The energy utility has been linked with WA-based Multiplex to build the second pipeline which it is estimated could be finished for around half the cost of the $2.4 billion Epic Energy paid to the State Government in 1998 for the DBNGP.
The companies already have a corporate relationship in the bidding process after joining forces on the $500 million trans-territory pipeline that will link the Blacktip gas field to Alcan’s expanded Gove alumina refinery.
However, the future of a second pipeline depends on the approval of significant industrial projects, including the expansion of Alcoa’s Wagerup alumina refinery, to justify the $1 billion plus cost.
Alternatively it is thought that Alinta is reconsidering its position on the DBNGP after withdrawing from the bidding race in February claiming that a lack of access to due diligence information had made it impossible to submit a bid.
At the time the ACCC also hinted that any ownership of the pipeline by Alinta would be need to be reviewed due to concerns of monopolisation of the WA market.
Alinta is also heavily in debt following its $1.690 million acquisition of Duke Energy’s Australian interests which include a diversified portfolio of gas infrastructure and power generation assets, including three strategically located gas pipelines and three gas-fired power stations in Australia, and one gas-fired power station in New Zealand.
Institutional investors overwhelmingly supported Alinta's bold takeover although the stock market reacted strongly, marking down Alinta's share price by over $1 from its peak of $7.74.
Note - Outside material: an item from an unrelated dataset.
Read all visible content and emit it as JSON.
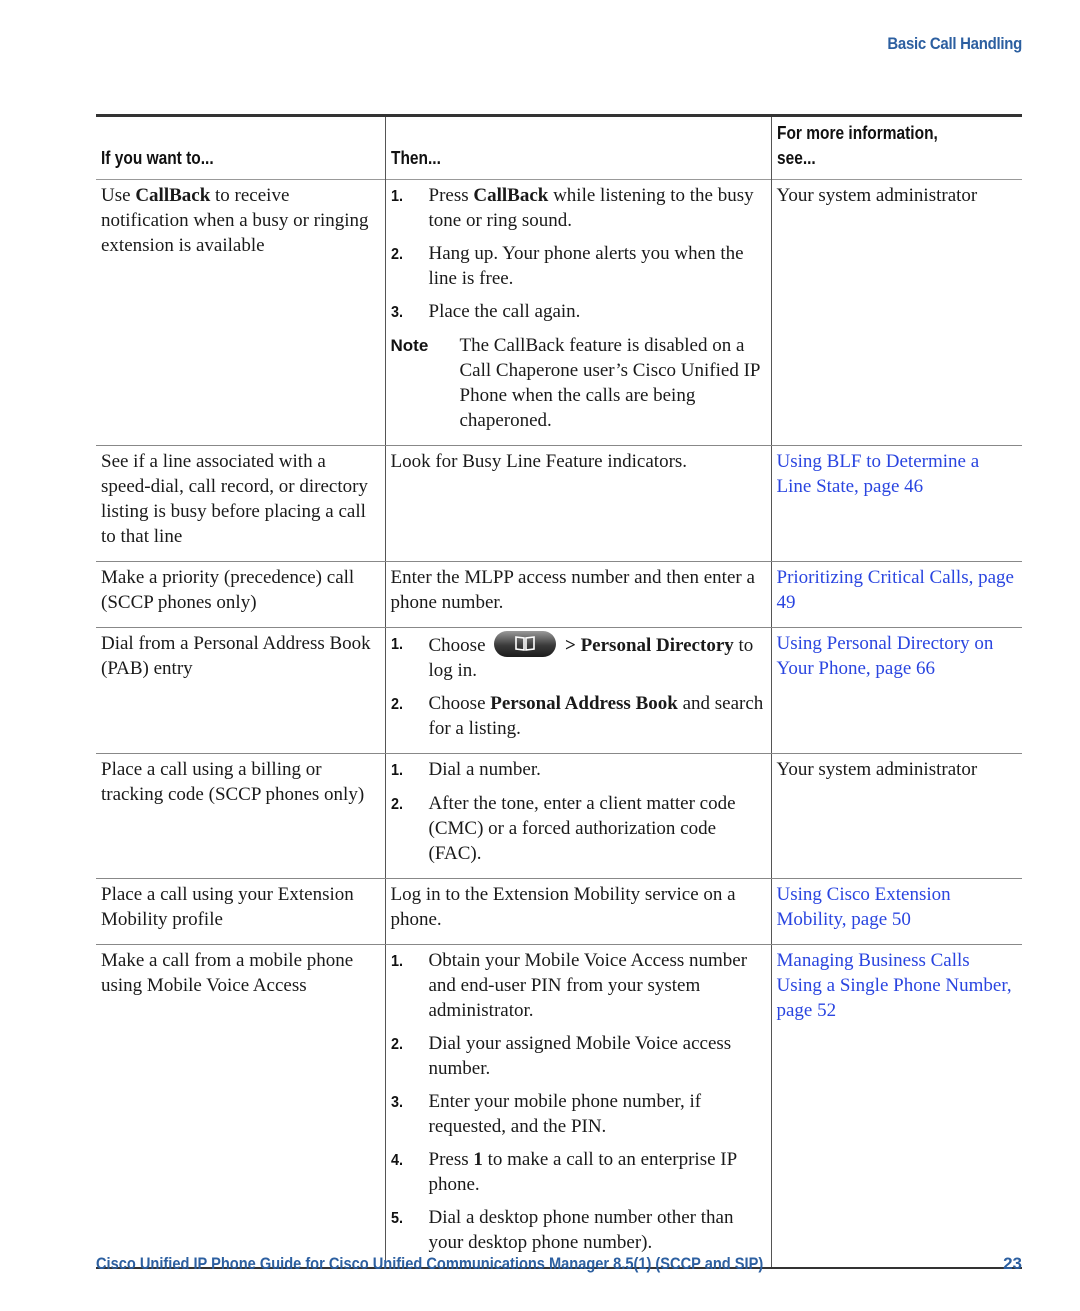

Since then it has continued to slide gradually, sitting on $6.14 at the time of print.